Of course, it ain't over till the blocking's done.  Sometimes it makes all the difference.

It ended up being the perfect length and the perfect circumference.  Some of that was guess work and some of that was experience and some of that was pure old trial and error.

Monday, November 23, 2015

Spinning Fractally

I've had a fascination with fractal spinning since I first heard about it.  The idea is that you can prepare your dyed fiber in such a way as to create different lengths of color repeats that create interesting effects when plied together.  The fascination is in the mystery of the math, I suppose, in the way a mathematical idiot is drawn in by the magic of the unknowable.


Let me 'splain.

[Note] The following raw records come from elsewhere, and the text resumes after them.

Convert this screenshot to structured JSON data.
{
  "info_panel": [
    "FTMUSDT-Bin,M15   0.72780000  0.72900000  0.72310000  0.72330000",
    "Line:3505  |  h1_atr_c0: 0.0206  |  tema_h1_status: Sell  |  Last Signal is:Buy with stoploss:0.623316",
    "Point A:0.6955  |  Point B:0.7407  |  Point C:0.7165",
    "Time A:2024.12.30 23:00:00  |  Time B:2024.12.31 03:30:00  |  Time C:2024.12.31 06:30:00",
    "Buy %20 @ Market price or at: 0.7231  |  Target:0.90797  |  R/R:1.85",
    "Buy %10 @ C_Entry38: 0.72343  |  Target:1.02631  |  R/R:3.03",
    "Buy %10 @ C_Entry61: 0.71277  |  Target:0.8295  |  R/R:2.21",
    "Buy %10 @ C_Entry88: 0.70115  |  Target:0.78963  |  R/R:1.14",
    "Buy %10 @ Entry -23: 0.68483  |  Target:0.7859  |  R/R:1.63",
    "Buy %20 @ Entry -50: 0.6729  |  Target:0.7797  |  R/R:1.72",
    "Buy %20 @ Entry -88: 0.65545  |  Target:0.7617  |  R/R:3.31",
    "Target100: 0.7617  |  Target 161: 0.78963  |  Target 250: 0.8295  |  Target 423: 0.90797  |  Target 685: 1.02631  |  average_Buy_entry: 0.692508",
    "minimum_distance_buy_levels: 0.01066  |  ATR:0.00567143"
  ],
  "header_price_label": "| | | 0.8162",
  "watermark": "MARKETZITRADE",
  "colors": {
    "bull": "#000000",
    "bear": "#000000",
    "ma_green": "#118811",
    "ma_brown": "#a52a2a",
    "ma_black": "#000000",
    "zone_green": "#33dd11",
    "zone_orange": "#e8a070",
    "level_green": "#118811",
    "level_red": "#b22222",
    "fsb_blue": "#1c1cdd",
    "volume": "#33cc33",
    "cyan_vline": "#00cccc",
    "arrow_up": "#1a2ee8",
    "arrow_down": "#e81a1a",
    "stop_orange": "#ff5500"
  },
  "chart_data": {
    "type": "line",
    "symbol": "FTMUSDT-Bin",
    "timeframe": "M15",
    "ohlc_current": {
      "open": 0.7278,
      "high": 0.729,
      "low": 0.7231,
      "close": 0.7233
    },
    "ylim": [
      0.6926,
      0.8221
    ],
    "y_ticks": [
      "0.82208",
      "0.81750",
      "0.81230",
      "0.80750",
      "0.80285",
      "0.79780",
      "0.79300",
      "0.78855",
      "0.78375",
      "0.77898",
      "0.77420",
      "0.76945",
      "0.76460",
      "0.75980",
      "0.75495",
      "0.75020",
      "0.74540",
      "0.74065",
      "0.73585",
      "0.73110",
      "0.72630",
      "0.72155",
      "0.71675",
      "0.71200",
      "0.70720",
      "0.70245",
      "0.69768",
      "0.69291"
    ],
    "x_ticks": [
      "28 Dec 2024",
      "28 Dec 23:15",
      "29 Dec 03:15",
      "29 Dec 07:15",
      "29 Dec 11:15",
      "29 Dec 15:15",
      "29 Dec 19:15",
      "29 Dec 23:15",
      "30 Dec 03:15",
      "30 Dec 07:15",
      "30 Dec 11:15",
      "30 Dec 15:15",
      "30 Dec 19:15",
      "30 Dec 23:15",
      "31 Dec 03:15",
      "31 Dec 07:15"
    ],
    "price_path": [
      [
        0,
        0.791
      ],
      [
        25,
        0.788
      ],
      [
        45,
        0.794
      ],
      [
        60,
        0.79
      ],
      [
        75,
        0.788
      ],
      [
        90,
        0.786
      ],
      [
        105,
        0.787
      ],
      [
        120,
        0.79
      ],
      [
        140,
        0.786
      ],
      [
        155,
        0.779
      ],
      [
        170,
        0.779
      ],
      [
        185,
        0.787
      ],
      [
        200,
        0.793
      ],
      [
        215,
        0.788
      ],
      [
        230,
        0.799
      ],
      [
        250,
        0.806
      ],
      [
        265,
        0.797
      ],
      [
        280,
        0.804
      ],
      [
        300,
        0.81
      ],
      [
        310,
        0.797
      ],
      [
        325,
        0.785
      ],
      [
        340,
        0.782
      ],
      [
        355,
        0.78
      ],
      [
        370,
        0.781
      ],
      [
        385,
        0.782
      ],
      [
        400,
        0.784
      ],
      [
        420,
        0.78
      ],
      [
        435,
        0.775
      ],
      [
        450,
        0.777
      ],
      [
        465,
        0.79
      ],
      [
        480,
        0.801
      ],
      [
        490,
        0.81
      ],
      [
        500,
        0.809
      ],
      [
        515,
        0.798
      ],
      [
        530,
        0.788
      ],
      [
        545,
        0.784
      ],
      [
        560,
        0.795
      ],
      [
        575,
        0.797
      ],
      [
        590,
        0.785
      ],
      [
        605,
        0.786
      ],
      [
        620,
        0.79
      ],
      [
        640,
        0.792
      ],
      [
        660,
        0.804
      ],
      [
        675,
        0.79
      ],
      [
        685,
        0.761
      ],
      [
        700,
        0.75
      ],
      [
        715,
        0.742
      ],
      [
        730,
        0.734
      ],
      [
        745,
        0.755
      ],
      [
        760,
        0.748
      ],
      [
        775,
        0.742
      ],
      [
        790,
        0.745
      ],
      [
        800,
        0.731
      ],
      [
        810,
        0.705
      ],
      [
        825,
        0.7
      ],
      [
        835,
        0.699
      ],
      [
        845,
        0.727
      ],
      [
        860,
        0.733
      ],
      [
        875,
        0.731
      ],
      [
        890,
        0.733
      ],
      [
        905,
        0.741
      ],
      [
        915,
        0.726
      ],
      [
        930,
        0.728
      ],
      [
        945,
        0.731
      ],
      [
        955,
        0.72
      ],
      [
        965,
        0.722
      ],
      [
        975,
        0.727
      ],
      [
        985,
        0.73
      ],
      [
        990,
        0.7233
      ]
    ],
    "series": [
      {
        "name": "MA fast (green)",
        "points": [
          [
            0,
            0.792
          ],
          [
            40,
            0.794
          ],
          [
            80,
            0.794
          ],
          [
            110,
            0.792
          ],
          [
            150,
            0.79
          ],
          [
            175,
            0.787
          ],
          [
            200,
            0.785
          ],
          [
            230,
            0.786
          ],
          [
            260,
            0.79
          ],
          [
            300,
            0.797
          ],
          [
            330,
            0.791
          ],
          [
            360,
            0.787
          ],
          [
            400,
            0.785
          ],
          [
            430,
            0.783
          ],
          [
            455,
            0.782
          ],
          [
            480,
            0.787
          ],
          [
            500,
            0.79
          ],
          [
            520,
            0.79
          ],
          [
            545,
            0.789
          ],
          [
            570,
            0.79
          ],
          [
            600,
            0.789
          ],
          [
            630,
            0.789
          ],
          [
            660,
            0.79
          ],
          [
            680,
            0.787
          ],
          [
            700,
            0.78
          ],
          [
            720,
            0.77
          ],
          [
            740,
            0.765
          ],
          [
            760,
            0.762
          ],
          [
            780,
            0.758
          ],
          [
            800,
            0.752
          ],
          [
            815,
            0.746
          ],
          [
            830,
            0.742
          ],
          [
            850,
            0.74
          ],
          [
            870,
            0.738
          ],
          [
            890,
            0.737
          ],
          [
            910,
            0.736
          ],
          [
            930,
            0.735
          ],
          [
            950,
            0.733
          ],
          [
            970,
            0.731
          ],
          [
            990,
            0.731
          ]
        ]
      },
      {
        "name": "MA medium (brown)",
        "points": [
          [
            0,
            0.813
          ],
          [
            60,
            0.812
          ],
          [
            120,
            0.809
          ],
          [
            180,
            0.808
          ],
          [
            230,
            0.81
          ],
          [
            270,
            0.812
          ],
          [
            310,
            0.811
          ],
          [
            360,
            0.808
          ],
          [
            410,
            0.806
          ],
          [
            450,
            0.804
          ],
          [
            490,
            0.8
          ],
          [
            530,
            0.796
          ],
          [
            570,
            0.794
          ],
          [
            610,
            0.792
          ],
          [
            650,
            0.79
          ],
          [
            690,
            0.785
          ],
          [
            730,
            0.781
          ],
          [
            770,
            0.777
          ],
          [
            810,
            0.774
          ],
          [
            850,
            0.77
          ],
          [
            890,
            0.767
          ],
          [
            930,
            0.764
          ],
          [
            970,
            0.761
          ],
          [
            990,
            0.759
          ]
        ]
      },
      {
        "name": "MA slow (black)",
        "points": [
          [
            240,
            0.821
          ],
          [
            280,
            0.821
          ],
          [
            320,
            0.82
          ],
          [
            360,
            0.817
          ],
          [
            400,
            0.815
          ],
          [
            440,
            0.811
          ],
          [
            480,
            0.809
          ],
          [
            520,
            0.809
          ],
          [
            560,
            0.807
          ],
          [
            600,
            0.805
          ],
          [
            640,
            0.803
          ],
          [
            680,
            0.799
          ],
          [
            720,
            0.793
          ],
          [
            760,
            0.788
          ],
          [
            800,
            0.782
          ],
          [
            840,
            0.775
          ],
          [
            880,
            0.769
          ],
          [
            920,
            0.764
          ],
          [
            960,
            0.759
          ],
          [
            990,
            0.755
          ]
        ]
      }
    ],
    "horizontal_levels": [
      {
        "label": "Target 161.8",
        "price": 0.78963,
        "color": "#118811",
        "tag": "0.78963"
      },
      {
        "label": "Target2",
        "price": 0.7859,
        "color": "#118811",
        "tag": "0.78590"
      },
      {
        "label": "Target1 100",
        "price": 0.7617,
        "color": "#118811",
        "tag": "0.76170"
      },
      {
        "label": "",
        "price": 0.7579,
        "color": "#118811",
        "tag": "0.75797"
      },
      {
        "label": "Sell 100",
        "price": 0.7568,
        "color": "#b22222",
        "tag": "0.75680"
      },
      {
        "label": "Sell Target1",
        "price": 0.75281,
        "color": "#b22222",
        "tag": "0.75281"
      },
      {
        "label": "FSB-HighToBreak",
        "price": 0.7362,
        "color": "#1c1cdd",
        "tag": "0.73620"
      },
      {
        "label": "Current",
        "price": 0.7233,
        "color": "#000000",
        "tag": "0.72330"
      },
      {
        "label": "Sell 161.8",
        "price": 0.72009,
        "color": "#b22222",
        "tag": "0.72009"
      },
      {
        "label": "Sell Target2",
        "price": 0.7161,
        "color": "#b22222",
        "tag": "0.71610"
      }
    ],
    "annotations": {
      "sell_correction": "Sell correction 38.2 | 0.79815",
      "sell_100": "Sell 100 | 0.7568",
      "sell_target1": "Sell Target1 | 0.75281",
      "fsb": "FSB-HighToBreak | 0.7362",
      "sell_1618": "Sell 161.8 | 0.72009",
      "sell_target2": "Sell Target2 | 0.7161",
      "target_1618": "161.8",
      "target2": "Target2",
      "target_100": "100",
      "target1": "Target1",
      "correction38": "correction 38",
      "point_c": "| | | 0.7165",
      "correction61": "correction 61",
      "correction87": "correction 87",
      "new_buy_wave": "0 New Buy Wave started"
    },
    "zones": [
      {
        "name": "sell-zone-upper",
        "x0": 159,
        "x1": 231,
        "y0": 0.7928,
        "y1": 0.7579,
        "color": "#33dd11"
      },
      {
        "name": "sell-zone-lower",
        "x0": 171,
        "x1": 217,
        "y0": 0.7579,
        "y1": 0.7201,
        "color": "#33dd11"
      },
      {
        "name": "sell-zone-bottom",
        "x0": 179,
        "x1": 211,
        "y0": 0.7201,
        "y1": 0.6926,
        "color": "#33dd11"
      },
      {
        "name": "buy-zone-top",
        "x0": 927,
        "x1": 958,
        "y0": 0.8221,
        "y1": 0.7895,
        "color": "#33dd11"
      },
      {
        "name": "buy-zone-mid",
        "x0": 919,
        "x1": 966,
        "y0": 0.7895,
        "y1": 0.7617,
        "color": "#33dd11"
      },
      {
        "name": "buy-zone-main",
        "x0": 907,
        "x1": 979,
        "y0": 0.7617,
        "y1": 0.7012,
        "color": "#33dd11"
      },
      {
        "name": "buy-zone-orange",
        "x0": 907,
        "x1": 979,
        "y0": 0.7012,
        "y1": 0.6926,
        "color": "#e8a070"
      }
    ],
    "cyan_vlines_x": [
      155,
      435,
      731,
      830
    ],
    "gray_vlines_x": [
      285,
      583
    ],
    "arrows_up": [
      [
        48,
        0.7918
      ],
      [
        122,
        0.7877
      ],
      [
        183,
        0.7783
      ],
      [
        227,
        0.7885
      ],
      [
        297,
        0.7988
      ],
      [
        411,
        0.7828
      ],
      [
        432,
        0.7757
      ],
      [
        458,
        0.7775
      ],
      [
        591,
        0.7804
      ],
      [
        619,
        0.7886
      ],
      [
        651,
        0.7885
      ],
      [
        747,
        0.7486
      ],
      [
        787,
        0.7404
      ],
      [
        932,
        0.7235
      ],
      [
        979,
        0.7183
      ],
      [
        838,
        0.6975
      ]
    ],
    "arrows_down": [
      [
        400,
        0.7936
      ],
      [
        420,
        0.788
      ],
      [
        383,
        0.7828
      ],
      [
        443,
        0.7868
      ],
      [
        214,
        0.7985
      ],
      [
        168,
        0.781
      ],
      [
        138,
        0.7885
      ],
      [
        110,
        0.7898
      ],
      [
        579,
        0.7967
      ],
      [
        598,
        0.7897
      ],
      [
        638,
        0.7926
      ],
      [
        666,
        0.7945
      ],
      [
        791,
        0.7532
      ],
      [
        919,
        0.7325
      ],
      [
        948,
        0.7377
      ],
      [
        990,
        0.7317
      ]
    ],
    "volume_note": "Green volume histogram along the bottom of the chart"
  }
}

If you have a length of dyed roving, you can split it in half.
Half will be spun in one long piece, making the section of each color very, very long indeed.
The other half can be done in different ways from what I've seen.  The way I did it is to split the second half in half and then half of that in half again.  I started spinning with the smallest strips and then the wider strip and then the wider strip.  So there was a 1/2, a 1/4, a 1/8 and 2 - 1/16 size strips.  I started with the 1/16 strips and worked my way up.

My first bobbin was the many strips with longer and longer color repeats.  The second bobbin will be the first half strip with its long repeats and then I'll ply the 2 bobbins together. 

I have no idea how it will turn out but we'll find out soon.

If you want more information about fractal spinning, see the blog post from Roving Crafters here